But it is also likely that most of us will not die from the COVID-19 infection. Some will die from it, and others will feel the impact of losing loved ones. We must care for the sick and suffering among us, and stand with compassion and solidarity with those who endure loss from this pandemic and other disasters. But we will all die... eventually. We don't need to be unreasonably morbid or terrified, but the disruptive and disorienting experience of this pandemic can serve as a signal to us of our mortality, and the need to prepare for that final, defining moment.

Being a foolish human being, of course, it's only natural for me to speculate about how this will play out. Obviously we are all taking responsibility for limiting our activity in order to facilitate the end of the pandemic and the prevention of it returning in the future. So we all reasonably hope for that. 

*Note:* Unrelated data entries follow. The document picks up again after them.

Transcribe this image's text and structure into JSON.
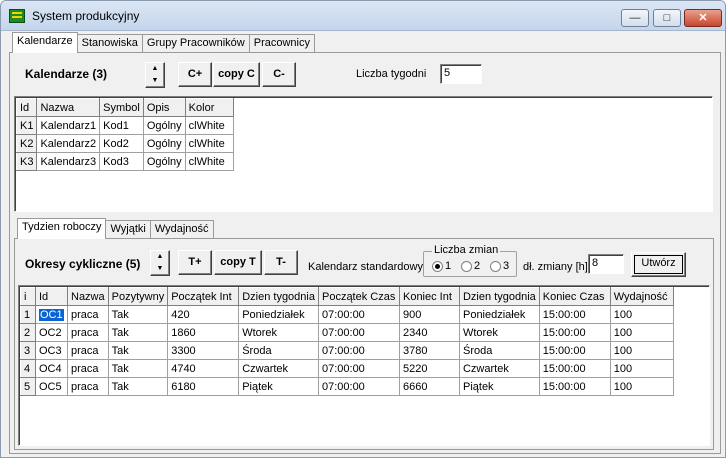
{
  "window": {
    "title": "System produkcyjny",
    "min_glyph": "—",
    "max_glyph": "□",
    "close_glyph": "✕"
  },
  "main_tabs": [
    "Kalendarze",
    "Stanowiska",
    "Grupy Pracowników",
    "Pracownicy"
  ],
  "calendars": {
    "heading": "Kalendarze (3)",
    "add_label": "C+",
    "copy_label": "copy C",
    "remove_label": "C-",
    "weeks_label": "Liczba tygodni",
    "weeks_value": "5",
    "columns": [
      "Id",
      "Nazwa",
      "Symbol",
      "Opis",
      "Kolor"
    ],
    "rows": [
      [
        "K1",
        "Kalendarz1",
        "Kod1",
        "Ogólny",
        "clWhite"
      ],
      [
        "K2",
        "Kalendarz2",
        "Kod2",
        "Ogólny",
        "clWhite"
      ],
      [
        "K3",
        "Kalendarz3",
        "Kod3",
        "Ogólny",
        "clWhite"
      ]
    ]
  },
  "sub_tabs": [
    "Tydzien roboczy",
    "Wyjątki",
    "Wydajność"
  ],
  "periods": {
    "heading": "Okresy cykliczne (5)",
    "add_label": "T+",
    "copy_label": "copy T",
    "remove_label": "T-",
    "standard_calendar_label": "Kalendarz standardowy",
    "shifts_group_label": "Liczba zmian",
    "shift_options": [
      "1",
      "2",
      "3"
    ],
    "shift_selected": "1",
    "shift_length_label": "dł. zmiany [h]",
    "shift_length_value": "8",
    "create_label": "Utwórz",
    "columns": [
      "i",
      "Id",
      "Nazwa",
      "Pozytywny",
      "Początek Int",
      "Dzien tygodnia",
      "Początek Czas",
      "Koniec Int",
      "Dzien tygodnia",
      "Koniec Czas",
      "Wydajność"
    ],
    "rows": [
      [
        "1",
        "OC1",
        "praca",
        "Tak",
        "420",
        "Poniedziałek",
        "07:00:00",
        "900",
        "Poniedziałek",
        "15:00:00",
        "100"
      ],
      [
        "2",
        "OC2",
        "praca",
        "Tak",
        "1860",
        "Wtorek",
        "07:00:00",
        "2340",
        "Wtorek",
        "15:00:00",
        "100"
      ],
      [
        "3",
        "OC3",
        "praca",
        "Tak",
        "3300",
        "Środa",
        "07:00:00",
        "3780",
        "Środa",
        "15:00:00",
        "100"
      ],
      [
        "4",
        "OC4",
        "praca",
        "Tak",
        "4740",
        "Czwartek",
        "07:00:00",
        "5220",
        "Czwartek",
        "15:00:00",
        "100"
      ],
      [
        "5",
        "OC5",
        "praca",
        "Tak",
        "6180",
        "Piątek",
        "07:00:00",
        "6660",
        "Piątek",
        "15:00:00",
        "100"
      ]
    ]
  },
  "colors": {
    "selection": "#0a64d8",
    "window_bg": "#f0f0f0"
  }
}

My "speculation" for my own country is that probably this is going to be (for those who are not directly or proximately hit by the affliction itself or its economic and social consequences) a temporary-and-very-strange-period-of-time that will be followed by a season of economic hardship. It will be especially difficult for the poor. In the long run it will yield some small readjustments to human living that most of us will not notice too much in our lifetimes. Maybe there will be some advances in medical science (and our health care system as a whole) corresponding to the needs that this pandemic has revealed to us. Maybe we will even see some of the advantages of "slowing down a bit" and simplifying our lives, focusing on what really matters.


Maybe some of the impressions people are now having about how we are all united as one human family will bring about some good — something that lasts beyond the intensity of sentiments that current circumstances are generating; we all know that sentiments will not last on their own strength.

Maybe we can choose to make some changes for the better in our attitudes as well as our behavior. Maybe we will remember to be less presumptuous about how much we control reality. Maybe we will learn that being reasonable and responsible human persons does not conflict with being open to the ultimate mystery of life. When the reality of life's mystery confronts us, as it has in these days, we remember our humanity, we turn our hearts to one another, we discover in ourselves surprising resources of real practical energy, creativity, courage, and compassion.